It was difficult not to sense the Soviet-style revisionism that had occurred within the halls of learning: The party had tossed history down the memory hole and introduced a strange, seemingly self-contradictory language that they were busy foisting upon an unwitting public. One Chicago school economist, Ray Ball, argues that the now notorious efficient market hypothesis (EMH), which states that financial markets price in all relevant information, is actually supported by the recent crisis. He argues that the capital flight that led to the bank meltdowns lends support to the EMH because it shows how rapidly financial markets react to new information. But as many will remember, investigations clearly showed that information was not being processed efficiently by market participants in the run-up to the crisis. The most colorful example of this was the Standard & Poor’s employee who, responding to a colleague who said that they should not be rating a mortgage-backed security deal because the estimations of risk were incorrect, said that cows could be estimating the risk of a product and S&P would still rate it.

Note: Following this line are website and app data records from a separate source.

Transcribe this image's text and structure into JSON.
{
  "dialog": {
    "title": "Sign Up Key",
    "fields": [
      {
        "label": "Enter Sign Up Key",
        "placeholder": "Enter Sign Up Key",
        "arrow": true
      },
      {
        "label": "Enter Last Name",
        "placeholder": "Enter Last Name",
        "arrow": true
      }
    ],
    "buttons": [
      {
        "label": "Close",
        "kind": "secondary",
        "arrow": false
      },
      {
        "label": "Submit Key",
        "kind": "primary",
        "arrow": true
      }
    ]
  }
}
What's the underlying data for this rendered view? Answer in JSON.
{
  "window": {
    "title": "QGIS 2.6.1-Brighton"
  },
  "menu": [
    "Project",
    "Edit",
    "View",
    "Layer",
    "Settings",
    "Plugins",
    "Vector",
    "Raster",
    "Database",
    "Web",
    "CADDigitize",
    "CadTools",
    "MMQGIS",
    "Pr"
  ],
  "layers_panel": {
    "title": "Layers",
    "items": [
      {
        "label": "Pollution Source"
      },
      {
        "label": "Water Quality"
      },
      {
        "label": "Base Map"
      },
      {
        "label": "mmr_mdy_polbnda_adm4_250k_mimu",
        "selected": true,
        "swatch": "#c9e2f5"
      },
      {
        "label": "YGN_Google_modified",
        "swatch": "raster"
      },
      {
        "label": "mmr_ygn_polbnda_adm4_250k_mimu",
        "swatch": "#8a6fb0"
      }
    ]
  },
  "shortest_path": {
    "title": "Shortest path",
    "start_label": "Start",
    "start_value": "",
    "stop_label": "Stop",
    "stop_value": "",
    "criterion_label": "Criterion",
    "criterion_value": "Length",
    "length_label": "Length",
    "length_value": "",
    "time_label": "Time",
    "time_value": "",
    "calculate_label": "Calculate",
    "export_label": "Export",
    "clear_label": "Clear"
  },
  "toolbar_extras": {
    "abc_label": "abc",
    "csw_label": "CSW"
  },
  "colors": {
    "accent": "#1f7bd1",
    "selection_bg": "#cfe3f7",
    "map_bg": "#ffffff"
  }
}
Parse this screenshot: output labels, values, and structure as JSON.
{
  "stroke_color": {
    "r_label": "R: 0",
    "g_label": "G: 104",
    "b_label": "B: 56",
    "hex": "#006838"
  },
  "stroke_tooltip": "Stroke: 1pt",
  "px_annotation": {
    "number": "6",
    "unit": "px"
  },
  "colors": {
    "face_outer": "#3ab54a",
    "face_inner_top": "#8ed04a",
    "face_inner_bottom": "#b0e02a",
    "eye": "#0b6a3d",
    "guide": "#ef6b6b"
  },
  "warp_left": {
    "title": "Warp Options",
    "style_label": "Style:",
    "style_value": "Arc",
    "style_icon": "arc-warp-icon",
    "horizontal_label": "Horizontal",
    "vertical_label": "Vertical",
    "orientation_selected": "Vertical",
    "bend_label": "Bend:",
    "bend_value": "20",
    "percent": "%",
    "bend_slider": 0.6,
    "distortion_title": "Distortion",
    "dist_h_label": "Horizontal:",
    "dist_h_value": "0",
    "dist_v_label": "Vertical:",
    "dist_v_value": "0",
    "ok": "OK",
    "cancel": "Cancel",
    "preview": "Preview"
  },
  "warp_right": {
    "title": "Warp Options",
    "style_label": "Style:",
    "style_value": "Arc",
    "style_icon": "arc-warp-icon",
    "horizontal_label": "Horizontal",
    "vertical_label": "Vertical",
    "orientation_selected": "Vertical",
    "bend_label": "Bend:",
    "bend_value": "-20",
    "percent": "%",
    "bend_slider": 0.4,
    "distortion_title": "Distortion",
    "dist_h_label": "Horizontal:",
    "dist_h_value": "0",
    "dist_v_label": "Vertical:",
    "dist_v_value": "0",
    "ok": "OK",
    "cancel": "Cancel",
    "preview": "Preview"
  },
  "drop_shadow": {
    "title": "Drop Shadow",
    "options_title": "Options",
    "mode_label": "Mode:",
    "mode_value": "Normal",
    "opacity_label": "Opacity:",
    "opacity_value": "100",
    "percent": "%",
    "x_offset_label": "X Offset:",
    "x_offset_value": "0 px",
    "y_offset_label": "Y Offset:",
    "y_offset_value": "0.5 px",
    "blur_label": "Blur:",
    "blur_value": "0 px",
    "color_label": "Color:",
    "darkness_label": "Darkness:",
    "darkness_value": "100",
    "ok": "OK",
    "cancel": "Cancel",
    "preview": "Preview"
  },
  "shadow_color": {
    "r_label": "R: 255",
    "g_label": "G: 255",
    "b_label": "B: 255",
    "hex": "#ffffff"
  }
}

n part one of my interview with Nobel laureate Robert Engle, we discussed the development of the ARCH model, the global financial crisis, systemic risk, and forecasting liquidity with ARCH models. In this part, we will cover the application of ARCH models in high-frequency trading and how he thinks risk models should be applied in portfolio management.
CFA Institute: Let’s switch gears and talk about some of the most practical ways traders and portfolio managers leverage risk modeling. How about we start with high-frequency trading?
Robert Engle: There is no reason why you can’t calculate value at risk at a millisecond interval, except that we probably need a better volatility model, a volatility model that is specific to the time frame. One way people have done this is sort of what I call the brute force approach, which is you take thousands of observations every day, then you take thousands of observations the next day, put them all together to make them a million observations long, and fit it into the GARCH model. And it turns out that doesn’t work very well because it spends most of its effort predicting time of day shapes. So the decay rates of volatility are like an hour long. It predicts two days ahead. The volatility is not affected by what we know today. And we know that is not true. We need a more complex model.